Around 120,000 immigrants were flown in to the southside this week from Italy.
After three different health and immigration tests, the workers have already been issued with visas to work in the hospitality sector and will be housed on the rooftop of the Battlefield Rest restaurant.
The collaboration between the restaurant and conservationists Plan Bee will see the huge swarm of honey bees installed in hives and producing honey for the restaurant, which celebrates the centenary of the premises, originally a tram terminus.
The project is also designed to engage with schools and other organisations, who can book a visit to the restaurant and learn about bees and their importance to the planet as they come under threatfrom ecological and predatory attack. The first visitors to the rooftop apiary were pupils from nearby Battlefield primary.
Restaurateur Marco Giannasi said: “We were looking for ideas to engage the community and particularly with school children and I met beekeeper Warren Bader at a business conference. It seemed a natural partnership as we can also use the honey in some of our signature dishes.”
Mr Bader, who runs the sustainability company Plan Bee, said the area is ideal for an urban apiary as the bees can source a plethora of flowers and plants to make their honey.
He said: “This is a fantastic place for the bees. With this being the first ‘garden suburb’ and the proximity of Queen’s Park, this is foraging heaven for honey bees.
The hives were designed and painted by nursery and primary school pupils.
Once described as the ‘most exotic tram shelter in Glasgow’, the Battlefield Rest is one of best known buildings on the southside.

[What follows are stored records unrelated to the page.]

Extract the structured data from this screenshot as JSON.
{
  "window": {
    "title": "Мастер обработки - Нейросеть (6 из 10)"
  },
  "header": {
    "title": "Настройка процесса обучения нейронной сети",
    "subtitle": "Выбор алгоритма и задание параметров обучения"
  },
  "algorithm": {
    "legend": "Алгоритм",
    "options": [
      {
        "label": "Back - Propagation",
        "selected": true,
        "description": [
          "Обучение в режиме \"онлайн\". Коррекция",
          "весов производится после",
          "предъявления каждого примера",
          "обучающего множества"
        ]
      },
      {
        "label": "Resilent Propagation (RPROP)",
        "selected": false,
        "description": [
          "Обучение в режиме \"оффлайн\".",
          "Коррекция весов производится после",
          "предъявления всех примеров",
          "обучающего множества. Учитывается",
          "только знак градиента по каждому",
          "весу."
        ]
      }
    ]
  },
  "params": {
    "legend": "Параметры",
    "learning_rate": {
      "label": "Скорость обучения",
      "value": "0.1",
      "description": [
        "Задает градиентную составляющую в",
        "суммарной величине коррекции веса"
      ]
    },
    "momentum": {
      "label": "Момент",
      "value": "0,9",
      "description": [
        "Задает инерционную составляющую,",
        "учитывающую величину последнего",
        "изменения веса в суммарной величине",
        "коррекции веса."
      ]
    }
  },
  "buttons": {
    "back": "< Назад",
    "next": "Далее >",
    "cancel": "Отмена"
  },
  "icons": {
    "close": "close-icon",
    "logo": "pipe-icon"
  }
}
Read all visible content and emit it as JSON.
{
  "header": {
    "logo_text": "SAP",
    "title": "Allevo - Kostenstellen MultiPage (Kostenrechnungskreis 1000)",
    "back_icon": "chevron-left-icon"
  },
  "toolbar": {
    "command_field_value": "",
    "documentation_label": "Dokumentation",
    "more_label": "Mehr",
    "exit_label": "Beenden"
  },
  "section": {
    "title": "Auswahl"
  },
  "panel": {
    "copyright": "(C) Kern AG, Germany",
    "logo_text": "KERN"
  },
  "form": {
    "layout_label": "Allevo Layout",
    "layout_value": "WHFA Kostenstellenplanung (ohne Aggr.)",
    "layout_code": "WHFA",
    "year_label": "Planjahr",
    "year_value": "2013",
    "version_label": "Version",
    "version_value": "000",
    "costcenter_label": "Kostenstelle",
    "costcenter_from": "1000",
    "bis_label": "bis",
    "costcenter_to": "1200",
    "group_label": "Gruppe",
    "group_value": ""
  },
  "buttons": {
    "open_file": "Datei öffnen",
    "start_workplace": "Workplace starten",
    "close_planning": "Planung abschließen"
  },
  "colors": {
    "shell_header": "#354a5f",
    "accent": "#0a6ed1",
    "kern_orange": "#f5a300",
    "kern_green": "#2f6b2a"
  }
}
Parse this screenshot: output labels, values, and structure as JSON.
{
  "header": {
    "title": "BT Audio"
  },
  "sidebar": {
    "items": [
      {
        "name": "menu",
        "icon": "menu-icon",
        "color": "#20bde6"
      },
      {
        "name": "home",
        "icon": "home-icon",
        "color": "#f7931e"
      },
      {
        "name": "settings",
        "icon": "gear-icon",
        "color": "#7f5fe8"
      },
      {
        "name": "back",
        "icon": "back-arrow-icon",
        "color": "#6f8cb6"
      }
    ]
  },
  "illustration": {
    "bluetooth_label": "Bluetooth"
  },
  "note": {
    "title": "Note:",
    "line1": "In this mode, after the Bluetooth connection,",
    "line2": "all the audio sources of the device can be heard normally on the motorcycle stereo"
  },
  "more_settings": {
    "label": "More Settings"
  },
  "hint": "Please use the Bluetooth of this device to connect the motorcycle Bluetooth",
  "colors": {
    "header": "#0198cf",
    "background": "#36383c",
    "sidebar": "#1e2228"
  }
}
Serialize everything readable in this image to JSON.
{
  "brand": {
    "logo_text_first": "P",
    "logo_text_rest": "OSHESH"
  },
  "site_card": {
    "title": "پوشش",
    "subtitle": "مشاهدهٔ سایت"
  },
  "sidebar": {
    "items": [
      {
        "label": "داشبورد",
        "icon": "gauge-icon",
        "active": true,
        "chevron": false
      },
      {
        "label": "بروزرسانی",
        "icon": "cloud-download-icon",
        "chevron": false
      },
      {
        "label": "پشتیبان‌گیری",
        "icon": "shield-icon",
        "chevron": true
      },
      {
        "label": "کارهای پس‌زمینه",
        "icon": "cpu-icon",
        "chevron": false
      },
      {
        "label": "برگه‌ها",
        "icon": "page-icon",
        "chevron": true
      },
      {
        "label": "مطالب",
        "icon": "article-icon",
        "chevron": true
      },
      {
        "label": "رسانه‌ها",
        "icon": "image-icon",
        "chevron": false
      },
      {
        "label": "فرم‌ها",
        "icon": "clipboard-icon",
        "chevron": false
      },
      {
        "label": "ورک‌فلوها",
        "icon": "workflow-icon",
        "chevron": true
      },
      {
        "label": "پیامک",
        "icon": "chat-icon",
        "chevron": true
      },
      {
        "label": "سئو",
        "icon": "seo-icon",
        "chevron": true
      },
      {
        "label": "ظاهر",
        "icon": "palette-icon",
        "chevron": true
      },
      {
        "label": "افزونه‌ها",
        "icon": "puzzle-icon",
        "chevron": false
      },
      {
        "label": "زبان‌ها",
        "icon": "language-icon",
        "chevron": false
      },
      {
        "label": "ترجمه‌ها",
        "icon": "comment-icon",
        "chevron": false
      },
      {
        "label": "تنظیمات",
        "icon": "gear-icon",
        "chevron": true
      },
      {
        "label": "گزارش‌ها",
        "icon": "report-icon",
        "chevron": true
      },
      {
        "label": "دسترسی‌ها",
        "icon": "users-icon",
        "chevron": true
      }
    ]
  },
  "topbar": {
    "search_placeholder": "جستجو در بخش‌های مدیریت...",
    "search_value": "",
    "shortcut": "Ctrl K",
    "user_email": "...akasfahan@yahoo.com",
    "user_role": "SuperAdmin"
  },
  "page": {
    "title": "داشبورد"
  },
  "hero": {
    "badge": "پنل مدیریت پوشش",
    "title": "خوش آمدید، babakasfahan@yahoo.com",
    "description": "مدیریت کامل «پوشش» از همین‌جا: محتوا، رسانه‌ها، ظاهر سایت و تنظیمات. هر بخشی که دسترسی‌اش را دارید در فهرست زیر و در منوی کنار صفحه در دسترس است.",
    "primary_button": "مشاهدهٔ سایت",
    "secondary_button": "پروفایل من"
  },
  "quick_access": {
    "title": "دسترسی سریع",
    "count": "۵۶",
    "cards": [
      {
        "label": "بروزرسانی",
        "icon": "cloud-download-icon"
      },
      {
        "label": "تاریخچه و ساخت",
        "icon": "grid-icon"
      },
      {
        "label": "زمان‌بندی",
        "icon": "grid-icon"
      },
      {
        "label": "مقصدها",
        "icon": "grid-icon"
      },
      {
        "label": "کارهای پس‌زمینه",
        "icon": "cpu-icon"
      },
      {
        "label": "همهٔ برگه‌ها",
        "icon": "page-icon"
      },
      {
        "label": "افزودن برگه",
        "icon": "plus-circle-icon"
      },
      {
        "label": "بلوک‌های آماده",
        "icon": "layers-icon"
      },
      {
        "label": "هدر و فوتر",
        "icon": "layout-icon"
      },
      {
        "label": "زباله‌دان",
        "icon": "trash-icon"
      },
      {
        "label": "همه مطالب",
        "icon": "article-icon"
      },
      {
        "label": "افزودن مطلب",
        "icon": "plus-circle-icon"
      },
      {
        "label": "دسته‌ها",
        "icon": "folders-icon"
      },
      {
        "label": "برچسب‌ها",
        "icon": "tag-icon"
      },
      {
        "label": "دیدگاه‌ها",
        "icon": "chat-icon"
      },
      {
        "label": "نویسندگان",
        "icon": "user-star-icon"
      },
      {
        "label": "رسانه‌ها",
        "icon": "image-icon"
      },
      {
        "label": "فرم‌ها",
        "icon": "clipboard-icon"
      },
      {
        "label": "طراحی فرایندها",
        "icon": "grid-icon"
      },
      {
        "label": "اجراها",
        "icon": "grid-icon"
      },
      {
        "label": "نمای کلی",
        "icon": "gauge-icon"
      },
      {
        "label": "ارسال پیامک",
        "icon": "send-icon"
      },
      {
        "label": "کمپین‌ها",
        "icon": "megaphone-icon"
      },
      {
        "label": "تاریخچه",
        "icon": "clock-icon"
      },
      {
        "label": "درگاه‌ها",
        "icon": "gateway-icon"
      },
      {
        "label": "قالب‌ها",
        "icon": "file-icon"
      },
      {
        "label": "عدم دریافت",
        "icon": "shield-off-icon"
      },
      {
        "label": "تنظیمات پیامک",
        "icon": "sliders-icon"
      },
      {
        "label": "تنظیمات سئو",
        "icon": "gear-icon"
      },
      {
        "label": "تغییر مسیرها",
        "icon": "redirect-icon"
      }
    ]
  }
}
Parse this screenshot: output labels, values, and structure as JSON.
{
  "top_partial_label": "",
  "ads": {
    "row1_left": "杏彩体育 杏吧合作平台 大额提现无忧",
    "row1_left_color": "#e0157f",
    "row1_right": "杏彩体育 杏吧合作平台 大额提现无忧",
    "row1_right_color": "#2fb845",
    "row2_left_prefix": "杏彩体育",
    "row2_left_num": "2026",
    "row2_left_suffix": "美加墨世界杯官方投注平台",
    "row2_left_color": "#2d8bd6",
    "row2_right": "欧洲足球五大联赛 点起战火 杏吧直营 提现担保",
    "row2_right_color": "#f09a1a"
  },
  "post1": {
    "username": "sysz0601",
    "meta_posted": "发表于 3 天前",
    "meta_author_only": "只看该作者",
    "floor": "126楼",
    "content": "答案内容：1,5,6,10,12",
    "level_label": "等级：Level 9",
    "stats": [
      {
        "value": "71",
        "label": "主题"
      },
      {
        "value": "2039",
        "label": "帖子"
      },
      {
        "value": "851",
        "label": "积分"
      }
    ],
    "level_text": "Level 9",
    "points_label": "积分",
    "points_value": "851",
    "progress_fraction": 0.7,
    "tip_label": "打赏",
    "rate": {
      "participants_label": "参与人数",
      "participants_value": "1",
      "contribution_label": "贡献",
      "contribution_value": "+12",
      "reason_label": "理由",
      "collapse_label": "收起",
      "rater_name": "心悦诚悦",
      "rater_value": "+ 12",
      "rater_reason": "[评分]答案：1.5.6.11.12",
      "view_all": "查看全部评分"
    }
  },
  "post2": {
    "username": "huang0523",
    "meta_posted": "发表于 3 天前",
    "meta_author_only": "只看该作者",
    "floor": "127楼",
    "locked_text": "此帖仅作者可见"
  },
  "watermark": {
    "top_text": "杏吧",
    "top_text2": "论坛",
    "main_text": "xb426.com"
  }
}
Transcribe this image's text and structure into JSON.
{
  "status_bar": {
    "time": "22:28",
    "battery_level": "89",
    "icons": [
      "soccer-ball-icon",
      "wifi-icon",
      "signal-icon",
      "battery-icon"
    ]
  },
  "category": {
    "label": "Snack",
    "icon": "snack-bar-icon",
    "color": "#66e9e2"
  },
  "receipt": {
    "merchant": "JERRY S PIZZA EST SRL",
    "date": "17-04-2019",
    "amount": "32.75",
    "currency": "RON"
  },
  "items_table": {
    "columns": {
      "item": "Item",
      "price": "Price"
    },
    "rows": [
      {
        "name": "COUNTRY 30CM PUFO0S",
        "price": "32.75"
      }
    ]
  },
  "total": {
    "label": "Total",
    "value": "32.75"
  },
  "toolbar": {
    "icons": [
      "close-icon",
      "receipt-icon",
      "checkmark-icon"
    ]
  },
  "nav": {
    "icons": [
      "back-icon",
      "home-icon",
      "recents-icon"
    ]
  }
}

The property, which was B-listed in 1981, was earmarked for demolition before owner Marco Giannasi bought the structure for a pound and extensively restored it.
Plan Bee also manages a number of urban hives for Glasgow City Council and Glasgow Chamber of Commerce, also located in the heart of the city.